Material for this task:
_ _ _ _ _ _ _
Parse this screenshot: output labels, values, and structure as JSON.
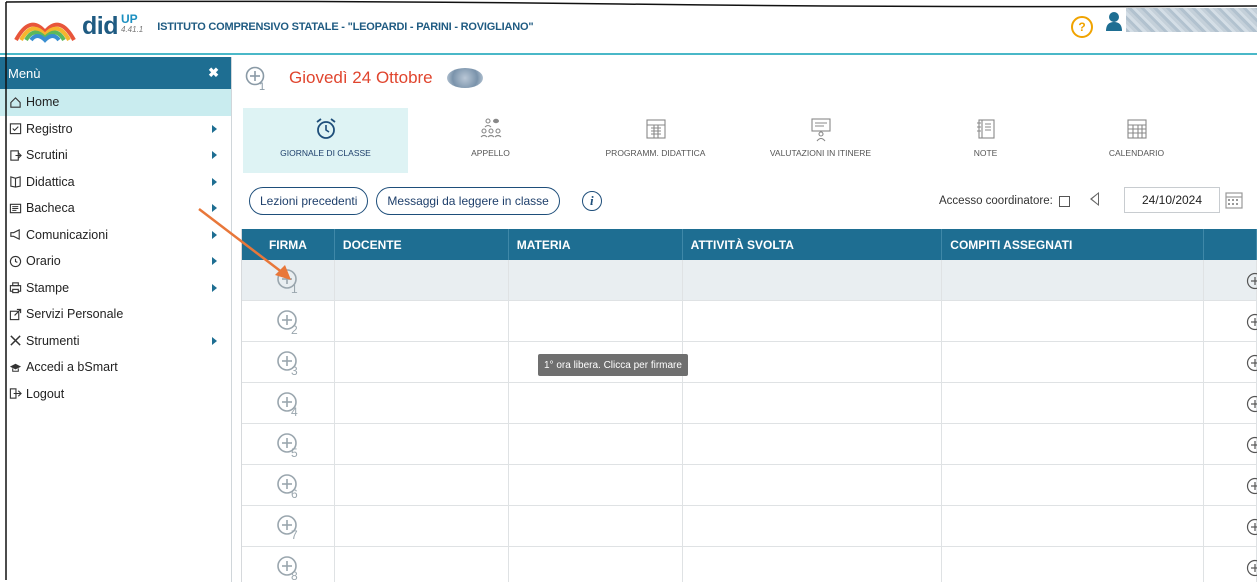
{
  "topbar": {
    "logo_did": "did",
    "logo_up": "UP",
    "logo_version": "4.41.1",
    "school_name": "ISTITUTO COMPRENSIVO STATALE - \"LEOPARDI - PARINI - ROVIGLIANO\"",
    "help_label": "?"
  },
  "sidebar": {
    "header": "Menù",
    "close": "✖",
    "items": [
      {
        "label": "Home",
        "icon": "home-icon",
        "active": true,
        "submenu": false
      },
      {
        "label": "Registro",
        "icon": "checklist-icon",
        "submenu": true
      },
      {
        "label": "Scrutini",
        "icon": "export-icon",
        "submenu": true
      },
      {
        "label": "Didattica",
        "icon": "book-icon",
        "submenu": true
      },
      {
        "label": "Bacheca",
        "icon": "board-icon",
        "submenu": true
      },
      {
        "label": "Comunicazioni",
        "icon": "megaphone-icon",
        "submenu": true
      },
      {
        "label": "Orario",
        "icon": "clock-icon",
        "submenu": true
      },
      {
        "label": "Stampe",
        "icon": "printer-icon",
        "submenu": true
      },
      {
        "label": "Servizi Personale",
        "icon": "share-icon",
        "submenu": false
      },
      {
        "label": "Strumenti",
        "icon": "tools-icon",
        "submenu": true
      },
      {
        "label": "Accedi a bSmart",
        "icon": "graduation-icon",
        "submenu": false
      },
      {
        "label": "Logout",
        "icon": "logout-icon",
        "submenu": false
      }
    ]
  },
  "main": {
    "day_number": "1",
    "day_title": "Giovedì 24 Ottobre",
    "tabs": [
      {
        "label": "GIORNALE DI CLASSE",
        "icon": "alarm-clock-icon",
        "active": true
      },
      {
        "label": "APPELLO",
        "icon": "students-icon"
      },
      {
        "label": "PROGRAMM. DIDATTICA",
        "icon": "calendar-grid-icon"
      },
      {
        "label": "VALUTAZIONI IN ITINERE",
        "icon": "presentation-icon"
      },
      {
        "label": "NOTE",
        "icon": "notebook-icon"
      },
      {
        "label": "CALENDARIO",
        "icon": "calendar-icon"
      }
    ],
    "buttons": {
      "previous_lessons": "Lezioni precedenti",
      "class_messages": "Messaggi da leggere in classe",
      "info": "i"
    },
    "coordinator_label": "Accesso coordinatore:",
    "coordinator_checked": false,
    "date": "24/10/2024",
    "table": {
      "headers": [
        "FIRMA",
        "DOCENTE",
        "MATERIA",
        "ATTIVITÀ SVOLTA",
        "COMPITI ASSEGNATI"
      ],
      "rows": [
        {
          "hour": "1"
        },
        {
          "hour": "2"
        },
        {
          "hour": "3"
        },
        {
          "hour": "4"
        },
        {
          "hour": "5"
        },
        {
          "hour": "6"
        },
        {
          "hour": "7"
        },
        {
          "hour": "8"
        }
      ]
    },
    "tooltip": "1° ora libera. Clicca per firmare"
  },
  "colors": {
    "accent": "#1e6e92",
    "title_red": "#e0452e",
    "active_tab_bg": "#def3f4",
    "annotation_arrow": "#e8773a"
  }
}
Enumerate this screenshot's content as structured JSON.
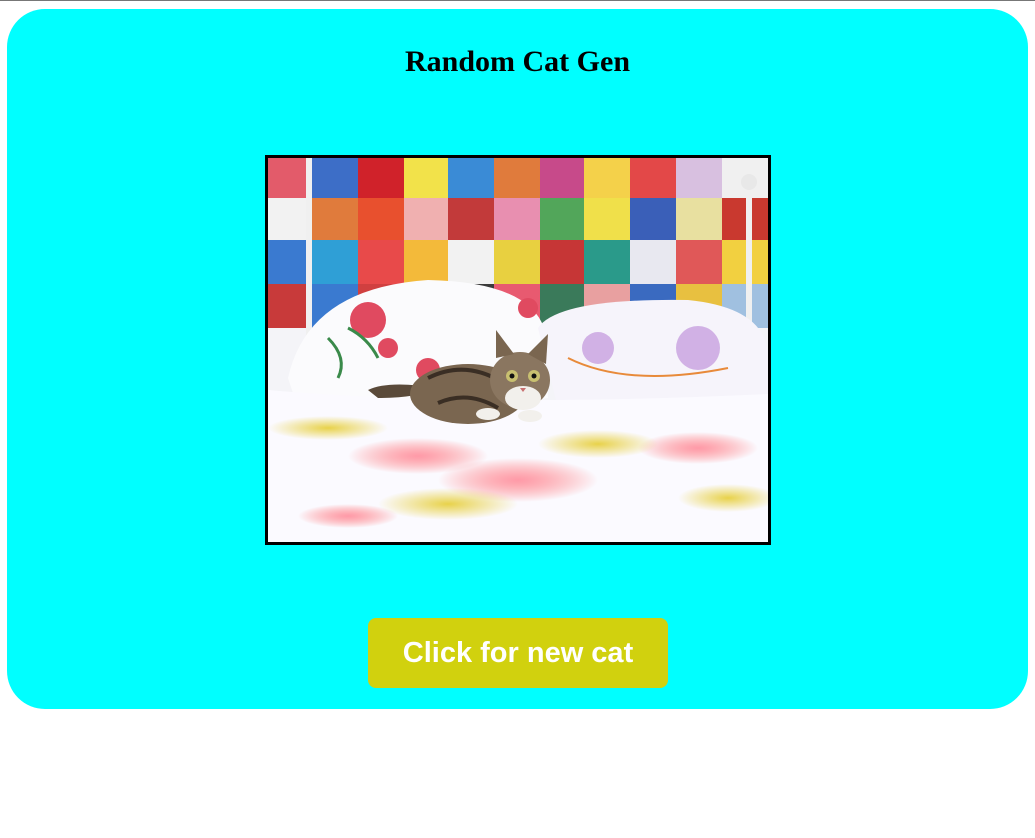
{
  "page": {
    "title": "Random Cat Gen",
    "accent_color": "#00ffff",
    "button_color": "#d1d10e"
  },
  "image": {
    "alt": "cat"
  },
  "button": {
    "label": "Click for new cat"
  }
}
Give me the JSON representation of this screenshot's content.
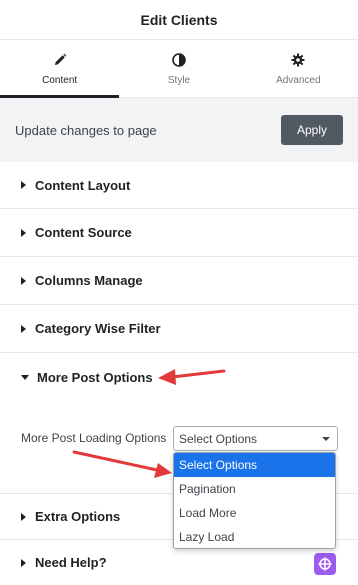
{
  "header": {
    "title": "Edit Clients"
  },
  "tabs": [
    {
      "label": "Content",
      "icon": "pencil-icon",
      "active": true
    },
    {
      "label": "Style",
      "icon": "half-circle-icon",
      "active": false
    },
    {
      "label": "Advanced",
      "icon": "gear-icon",
      "active": false
    }
  ],
  "update": {
    "text": "Update changes to page",
    "apply_label": "Apply"
  },
  "sections": {
    "content_layout": "Content Layout",
    "content_source": "Content Source",
    "columns_manage": "Columns Manage",
    "category_filter": "Category Wise Filter",
    "more_post": "More Post Options",
    "extra_options": "Extra Options",
    "need_help": "Need Help?"
  },
  "more_post": {
    "label": "More Post Loading Options",
    "selected": "Select Options",
    "options": [
      "Select Options",
      "Pagination",
      "Load More",
      "Lazy Load"
    ]
  },
  "colors": {
    "accent": "#1a73e8",
    "apply_button": "#515962",
    "annotation_arrow": "#e03a3a",
    "help_badge": "#9b5cf0"
  }
}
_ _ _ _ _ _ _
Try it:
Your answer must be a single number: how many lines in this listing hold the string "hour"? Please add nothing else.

Result of the task:
8